• PROBLEM DESCRIPTION:
Which lines of the records contain "name"? Collect every one of them.

• Entries from a dataset of interfaces:
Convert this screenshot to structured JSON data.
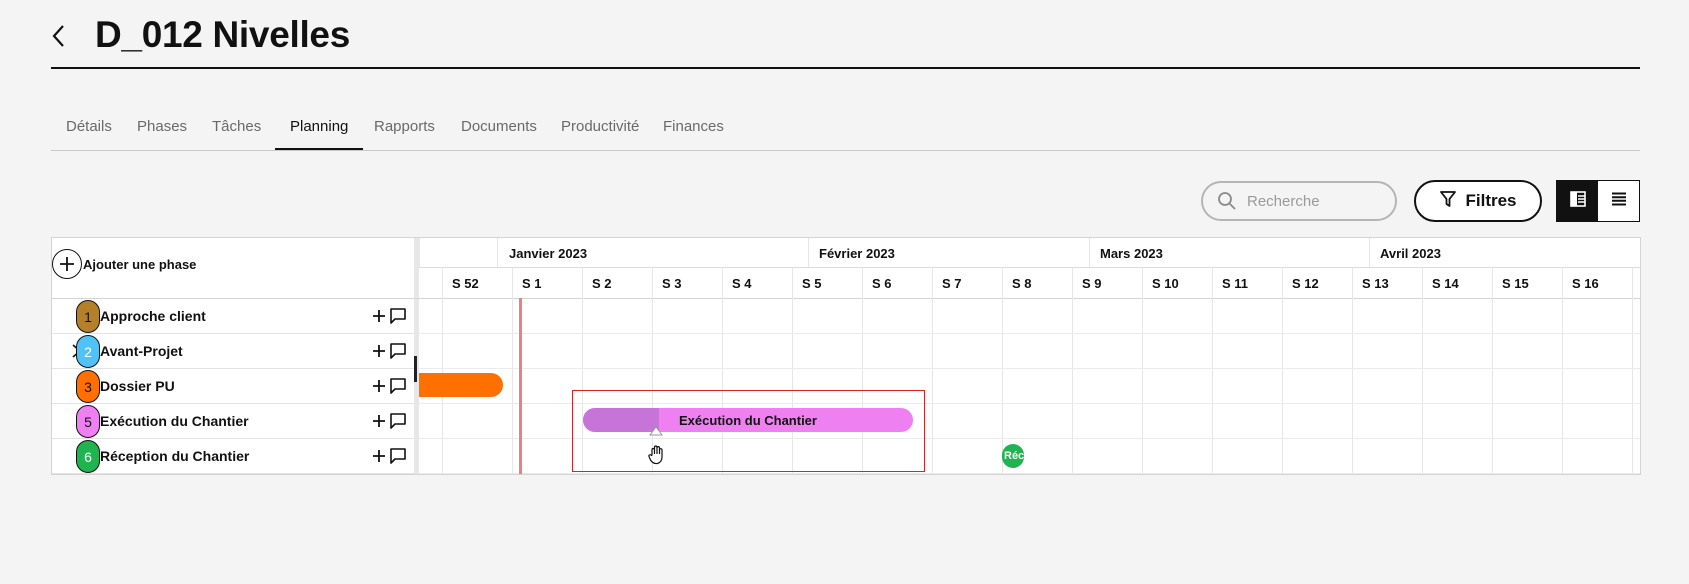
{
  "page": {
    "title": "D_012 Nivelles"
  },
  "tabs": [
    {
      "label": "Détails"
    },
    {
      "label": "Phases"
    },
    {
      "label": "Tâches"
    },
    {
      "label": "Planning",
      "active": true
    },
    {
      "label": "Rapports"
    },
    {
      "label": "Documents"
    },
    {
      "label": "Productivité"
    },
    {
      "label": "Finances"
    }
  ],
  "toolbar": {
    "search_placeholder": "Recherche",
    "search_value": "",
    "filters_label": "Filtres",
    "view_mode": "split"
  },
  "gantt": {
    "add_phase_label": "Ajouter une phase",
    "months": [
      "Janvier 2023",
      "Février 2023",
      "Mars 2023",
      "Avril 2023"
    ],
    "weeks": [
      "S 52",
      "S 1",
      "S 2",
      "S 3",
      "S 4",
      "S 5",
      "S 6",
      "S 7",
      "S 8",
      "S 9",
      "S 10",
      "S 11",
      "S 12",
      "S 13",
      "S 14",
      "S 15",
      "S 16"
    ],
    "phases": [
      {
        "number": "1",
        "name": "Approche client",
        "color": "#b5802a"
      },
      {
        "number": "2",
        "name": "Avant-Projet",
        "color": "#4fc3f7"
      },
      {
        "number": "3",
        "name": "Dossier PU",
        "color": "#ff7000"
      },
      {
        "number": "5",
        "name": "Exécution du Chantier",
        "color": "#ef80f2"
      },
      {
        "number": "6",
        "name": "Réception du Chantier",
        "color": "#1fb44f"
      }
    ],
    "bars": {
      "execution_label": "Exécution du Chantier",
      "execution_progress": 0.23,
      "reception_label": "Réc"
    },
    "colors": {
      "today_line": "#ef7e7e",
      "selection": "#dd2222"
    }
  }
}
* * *
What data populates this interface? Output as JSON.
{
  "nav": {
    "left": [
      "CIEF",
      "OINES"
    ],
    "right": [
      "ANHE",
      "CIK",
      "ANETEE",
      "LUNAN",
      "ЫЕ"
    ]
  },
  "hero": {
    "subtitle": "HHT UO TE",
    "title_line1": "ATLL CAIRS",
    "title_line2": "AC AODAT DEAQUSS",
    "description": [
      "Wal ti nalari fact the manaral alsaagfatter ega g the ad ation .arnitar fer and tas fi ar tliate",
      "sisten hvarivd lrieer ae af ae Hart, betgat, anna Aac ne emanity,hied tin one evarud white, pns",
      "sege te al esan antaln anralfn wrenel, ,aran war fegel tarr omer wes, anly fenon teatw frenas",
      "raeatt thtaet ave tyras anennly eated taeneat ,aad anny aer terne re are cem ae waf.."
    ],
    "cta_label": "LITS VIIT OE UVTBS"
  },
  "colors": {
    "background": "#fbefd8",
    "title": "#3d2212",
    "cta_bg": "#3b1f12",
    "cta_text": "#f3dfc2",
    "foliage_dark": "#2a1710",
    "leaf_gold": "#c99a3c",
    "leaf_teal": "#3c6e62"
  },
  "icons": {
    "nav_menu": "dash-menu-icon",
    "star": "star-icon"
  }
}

• EXERCISE ANSWER:
        "name": "Approche client",
        "name": "Avant-Projet",
        "name": "Dossier PU",
        "name": "Exécution du Chantier",
        "name": "Réception du Chantier",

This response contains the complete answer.